**Exercise aim**
Search the data for the string "title" and extract every line where it appears.
· · · · · · ·
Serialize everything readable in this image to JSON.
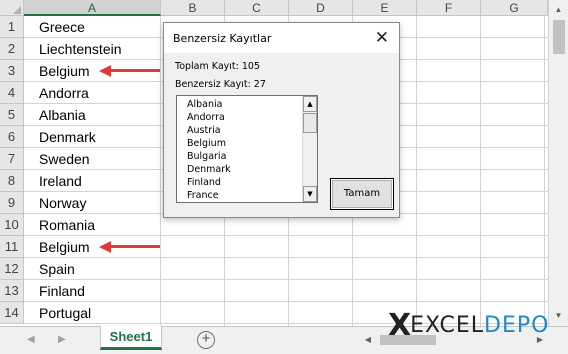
{
  "sheet": {
    "column_headers": [
      "A",
      "B",
      "C",
      "D",
      "E",
      "F",
      "G"
    ],
    "row_numbers": [
      "1",
      "2",
      "3",
      "4",
      "5",
      "6",
      "7",
      "8",
      "9",
      "10",
      "11",
      "12",
      "13",
      "14"
    ],
    "column_a_values": [
      "Greece",
      "Liechtenstein",
      "Belgium",
      "Andorra",
      "Albania",
      "Denmark",
      "Sweden",
      "Ireland",
      "Norway",
      "Romania",
      "Belgium",
      "Spain",
      "Finland",
      "Portugal"
    ],
    "arrow_color": "#e03a3a"
  },
  "dialog": {
    "title": "Benzersiz Kayıtlar",
    "close_glyph": "✕",
    "total_label": "Toplam Kayıt: 105",
    "unique_label": "Benzersiz Kayıt: 27",
    "list_items": [
      "Albania",
      "Andorra",
      "Austria",
      "Belgium",
      "Bulgaria",
      "Denmark",
      "Finland",
      "France"
    ],
    "ok_button_label": "Tamam"
  },
  "tabs": {
    "sheet_name": "Sheet1",
    "add_sheet_symbol": "+",
    "nav_left": "◀",
    "nav_right": "▶"
  },
  "logo": {
    "x_mark": "X",
    "text_excel": "EXCEL",
    "text_depo": "DEPO",
    "depo_color": "#1e8bc3"
  },
  "colors": {
    "excel_green": "#217346",
    "header_bg": "#e6e6e6"
  }
}
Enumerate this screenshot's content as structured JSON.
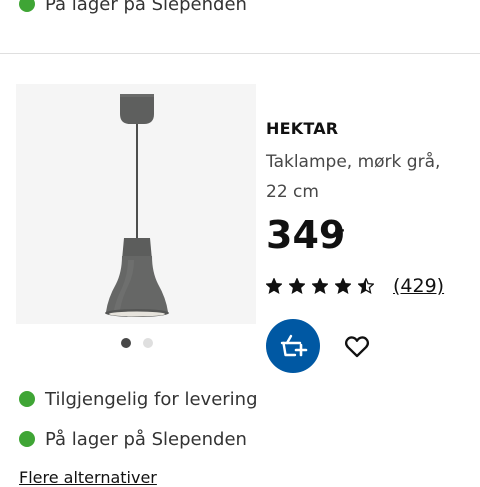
{
  "availability_top": {
    "label": "På lager på Slependen",
    "status_color": "#3fa535"
  },
  "product": {
    "brand": "HEKTAR",
    "description": "Taklampe, mørk grå, 22 cm",
    "price": "349",
    "price_suffix": ",-",
    "rating": {
      "stars": 4.5,
      "max": 5,
      "review_count": "(429)"
    },
    "image_carousel": {
      "count": 2,
      "active_index": 0
    }
  },
  "actions": {
    "add_to_cart_icon": "basket-plus-icon",
    "wishlist_icon": "heart-icon"
  },
  "availability": [
    {
      "label": "Tilgjengelig for levering",
      "status_color": "#3fa535"
    },
    {
      "label": "På lager på Slependen",
      "status_color": "#3fa535"
    }
  ],
  "more_options_label": "Flere alternativer",
  "colors": {
    "primary_blue": "#0058a3",
    "stock_green": "#3fa535"
  }
}
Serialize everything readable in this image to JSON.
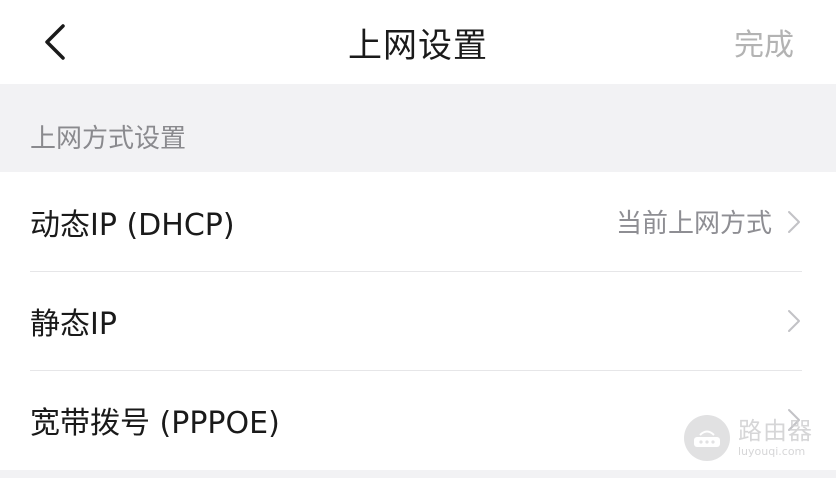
{
  "header": {
    "title": "上网设置",
    "done_label": "完成"
  },
  "section": {
    "title": "上网方式设置"
  },
  "items": [
    {
      "label": "动态IP (DHCP)",
      "sub": "当前上网方式"
    },
    {
      "label": "静态IP",
      "sub": ""
    },
    {
      "label": "宽带拨号 (PPPOE)",
      "sub": ""
    }
  ],
  "watermark": {
    "cn": "路由器",
    "en": "luyouqi.com"
  },
  "icons": {
    "back": "chevron-left-icon",
    "row": "chevron-right-icon",
    "watermark": "router-logo-icon"
  },
  "colors": {
    "header_bg": "#ffffff",
    "page_bg": "#f2f2f4",
    "done_text": "#b3b3b3",
    "section_text": "#8a8a8e",
    "divider": "#e6e6e8"
  }
}
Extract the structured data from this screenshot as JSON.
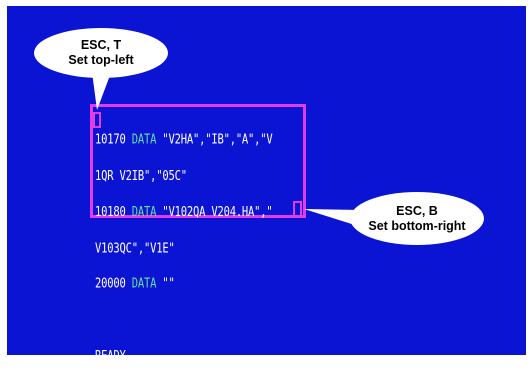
{
  "callouts": {
    "top_left": {
      "line1": "ESC, T",
      "line2": "Set top-left"
    },
    "bottom_right": {
      "line1": "ESC, B",
      "line2": "Set bottom-right"
    }
  },
  "terminal": {
    "lines": [
      {
        "num": "10170",
        "kw": "DATA",
        "rest": " \"V2HA\",\"IB\",\"A\",\"V"
      },
      {
        "num": "1QR V2IB\",\"05C\"",
        "kw": "",
        "rest": ""
      },
      {
        "num": "10180",
        "kw": "DATA",
        "rest": " \"V102QA V204.HA\",\""
      },
      {
        "num": "V103QC\",\"V1E\"",
        "kw": "",
        "rest": ""
      },
      {
        "num": "20000",
        "kw": "DATA",
        "rest": " \"\""
      },
      {
        "num": "",
        "kw": "",
        "rest": ""
      },
      {
        "num": "READY.",
        "kw": "",
        "rest": ""
      }
    ]
  },
  "colors": {
    "screen_background": "#0a14d2",
    "window_border": "#e13ce6",
    "keyword": "#60e0a8",
    "text": "#ffffff"
  }
}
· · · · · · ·
**The completed task**
    "title": "Benzersiz Kayıtlar",
    "title": "上网设置",
    "title": "上网方式设置"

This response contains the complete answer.